Employees are entitled to the same job, salary, and benefits that would be achieved if they had remained in their civilian jobs when they return from military service.
In many cases, employees are also entitled to annual salary increases or cost-of-living raises that they would have received had they continued to work in their civilian jobs without a military leave of absence.
The Veterans’ Employment and Training Service (VETS) provides assistance to everyone with claims under USERRA. In several test cases returning veterans are awarded promotions that they would have received based on length of service had they not taken time off for military leave.
Keeping up with our momentum here, we shouldn’t stop while we are ahead when it comes to reviewing all of the new additions to the North Carolina labor laws when it comes to workers’ comp and tort issues associated with workers getting hurt on the job at one of your work sites. Before I am finished, we will have covered all of the laws that you guys need to know. Heck, I promised it, so now I have to deliver, right?

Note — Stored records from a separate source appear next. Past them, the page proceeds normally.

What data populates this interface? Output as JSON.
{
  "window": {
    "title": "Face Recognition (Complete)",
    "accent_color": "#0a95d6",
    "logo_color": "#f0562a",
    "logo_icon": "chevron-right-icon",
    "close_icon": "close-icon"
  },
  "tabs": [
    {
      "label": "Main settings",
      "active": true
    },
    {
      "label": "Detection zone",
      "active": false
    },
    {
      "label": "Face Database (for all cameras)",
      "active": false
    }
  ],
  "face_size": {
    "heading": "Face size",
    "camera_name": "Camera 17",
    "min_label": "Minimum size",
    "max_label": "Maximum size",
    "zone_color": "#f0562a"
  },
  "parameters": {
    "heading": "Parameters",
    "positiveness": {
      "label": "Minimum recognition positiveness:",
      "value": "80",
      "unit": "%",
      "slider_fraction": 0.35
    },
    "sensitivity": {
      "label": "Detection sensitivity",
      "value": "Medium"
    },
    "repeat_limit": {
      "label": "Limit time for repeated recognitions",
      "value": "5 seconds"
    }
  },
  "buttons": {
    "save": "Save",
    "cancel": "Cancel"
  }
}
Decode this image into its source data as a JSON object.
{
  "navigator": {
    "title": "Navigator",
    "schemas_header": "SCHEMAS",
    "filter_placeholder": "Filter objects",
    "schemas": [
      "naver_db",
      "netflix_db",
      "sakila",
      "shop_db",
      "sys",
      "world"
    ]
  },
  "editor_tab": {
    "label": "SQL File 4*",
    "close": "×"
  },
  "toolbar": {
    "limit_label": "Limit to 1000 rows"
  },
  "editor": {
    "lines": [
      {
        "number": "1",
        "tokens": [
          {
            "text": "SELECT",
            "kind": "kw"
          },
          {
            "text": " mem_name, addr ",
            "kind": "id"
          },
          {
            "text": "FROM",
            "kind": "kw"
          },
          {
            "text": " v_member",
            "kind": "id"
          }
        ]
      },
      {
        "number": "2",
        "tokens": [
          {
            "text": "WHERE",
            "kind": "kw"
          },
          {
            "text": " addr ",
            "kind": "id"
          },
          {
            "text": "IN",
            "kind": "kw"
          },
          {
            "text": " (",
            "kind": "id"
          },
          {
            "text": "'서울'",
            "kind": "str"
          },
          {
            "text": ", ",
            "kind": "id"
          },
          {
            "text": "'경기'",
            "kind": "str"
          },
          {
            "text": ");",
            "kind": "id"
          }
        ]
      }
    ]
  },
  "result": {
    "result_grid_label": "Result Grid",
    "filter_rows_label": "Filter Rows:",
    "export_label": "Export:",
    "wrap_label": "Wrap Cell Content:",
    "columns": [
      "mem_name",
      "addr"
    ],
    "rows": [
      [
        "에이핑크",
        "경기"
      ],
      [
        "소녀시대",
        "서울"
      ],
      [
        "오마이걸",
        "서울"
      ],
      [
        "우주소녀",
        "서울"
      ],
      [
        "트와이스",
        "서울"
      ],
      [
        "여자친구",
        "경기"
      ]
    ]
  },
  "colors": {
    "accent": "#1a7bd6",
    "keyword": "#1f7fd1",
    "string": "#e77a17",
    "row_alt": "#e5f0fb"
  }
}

Well, enough self-promotion here. Let me get to work. The next law I am going to look at was ratified by the North Carolina Common Assembly on July 27 and signed into effect by the Governor, Michael Easley later that month. The law is the Senate Bill 602, Session Law 2006-264. It has to do with any such future time that the Senate or the House in North Carolina want to make similar labor law changes for workers’ comp. This is a bit of a tangent here, but it is important to note that law makers have to give themselves the leeway to make technical changes to laws, not just wholesale policy changes.
The difference is a fine nuance, but it’s an important distinction. Because let’s say that the state of North Carolina has the right workers’ comp system set up, but eventually decides that it needs to change the amount of money afforded injured workers, or the amount of time that a disabled person can miss work before being categorized as a permanent disability. Those technical changes can be made without having to completely rewrite the law and upset the workers’ comp system.
In the case of this particular North Carolina labor law, the Senate decided it was necessary because the state has a General Statutes Commission, which review the so-called General Statutes. When this commission comes back with its technical findings, the state will want to change the laws to meet them.
In North Carolina most employer laws are addressed in the wage and hour act. The Wage and Hour Bureau is a division of the Department of Labor is responsible for enforcing the act. Most of the provisions including payment of wages and youth employment are a direct reflection of the federal laws. The current minimum wage in NC is $5.15 per hour and will increase accordingly as the federal minimum is raised.
There is no limit on the number of hours that an employer can request an adult work, but they are required to pay time and one half the normal wage for any hours worked in excess of forty in a week. North Carolina (NC) employer laws do not require breaks or meal times be offered unless the employee is under 16 in which case they must be given a 30 minute break if working more than 5 hours. There are also no laws compelling employers to pay for hours not worked such as for holiday, sick time or vacation. Such benefits are entirely up to the employer and may vary depending on part time or full time status. If such benefits are promised however employers should have clear definition in writing and should honor their policy. There is also no such law defining any holidays that employers must observe. Should employment be discontinued for any reason all wages due shall be paid on or before the next regular payday.
According to NC employer laws no one under 18 should be employed without a work permit. There are also limitations to the hours that can be worked. These stipulations are different for youths 16 and 17, and those who are 14 and 15. The hours they are allowed to work will also be determined by whether or not it is during the school year or not.